, may be found in his letters of 19
Feb. 1782 to the secretary for foreign affairs. In those letters
mounted a spirited defense of his memorial to the States General and argued that
Joseph II's 1781 abrogation of the Barrier Treaty of 1715 justified his decision to
present a memorial, as well as its timing (Wharton, ed., Dipl. Corr. Amer. Rev.
, 5:185–189, 192–199; and 25 Feb. 1782 to James Lovell,
, Adams Papers
During the negotiations to end the War of the Spanish Succession three Barrier Treaties,
each guaranteed by Great Britain, were negotiated to protect the Netherlands against
invasion by France. The third, which superseded the others and was signed on 15 Nov.
1715, allowed the Dutch to garrison fortresses in the Austrian Netherlands at the
towns of Namur, Tournay, Menen, Furnes, Warneton, Ypres, and Knokke, and, with Britain,

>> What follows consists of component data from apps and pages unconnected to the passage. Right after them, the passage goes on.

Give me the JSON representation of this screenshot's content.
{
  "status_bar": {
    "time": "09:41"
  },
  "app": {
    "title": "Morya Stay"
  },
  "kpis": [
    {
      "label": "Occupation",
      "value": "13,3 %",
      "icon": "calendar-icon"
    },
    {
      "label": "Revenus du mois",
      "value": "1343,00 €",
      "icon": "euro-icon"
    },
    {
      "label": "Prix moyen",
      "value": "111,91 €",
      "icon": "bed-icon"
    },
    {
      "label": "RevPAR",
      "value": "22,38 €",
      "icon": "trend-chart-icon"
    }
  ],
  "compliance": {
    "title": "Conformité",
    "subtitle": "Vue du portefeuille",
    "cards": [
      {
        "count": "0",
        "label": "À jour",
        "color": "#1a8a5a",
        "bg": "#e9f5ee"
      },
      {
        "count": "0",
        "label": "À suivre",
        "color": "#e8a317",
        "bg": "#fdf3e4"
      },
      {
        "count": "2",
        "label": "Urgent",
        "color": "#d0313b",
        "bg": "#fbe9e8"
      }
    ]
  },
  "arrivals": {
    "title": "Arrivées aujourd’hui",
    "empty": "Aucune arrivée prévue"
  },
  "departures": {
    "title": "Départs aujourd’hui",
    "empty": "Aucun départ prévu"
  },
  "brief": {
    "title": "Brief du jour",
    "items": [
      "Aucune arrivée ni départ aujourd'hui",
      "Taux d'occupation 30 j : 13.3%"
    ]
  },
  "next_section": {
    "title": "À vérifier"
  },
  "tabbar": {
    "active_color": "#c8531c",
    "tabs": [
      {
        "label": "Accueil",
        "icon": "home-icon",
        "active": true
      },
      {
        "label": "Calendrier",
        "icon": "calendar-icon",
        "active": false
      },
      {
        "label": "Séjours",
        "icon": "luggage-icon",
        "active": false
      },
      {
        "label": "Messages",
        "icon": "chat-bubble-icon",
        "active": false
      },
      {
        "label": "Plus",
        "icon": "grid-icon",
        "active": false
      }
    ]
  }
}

maintain a joint force at Dendermonde. The outbreak of the Anglo-Dutch war in 1780
meant that Britain had neither the power nor the inclination to meet its obligations.
As a result, Joseph II unilaterally abrogated the Barrier Treaty and demanded that
the Dutch garrisons depart, which they did in November. Joseph II's ability to demand
and enforce the evacuation, and France's unwillingness to oppose the humiliation of
a potential ally, exposed the weakness of the Netherlands and was a severe blow to
Dutch pride (
Cambridge Modern Hist.
, 5:459; Orville Murphy, Charles Gravier, Comte de Vergennes: French Diplomacy in the Age of Revolution
, 1719–1787, Albany, 1982, p. 405– 414; Edler, Dutch Republic and the American Revolution
, p. 203; vol. 9:286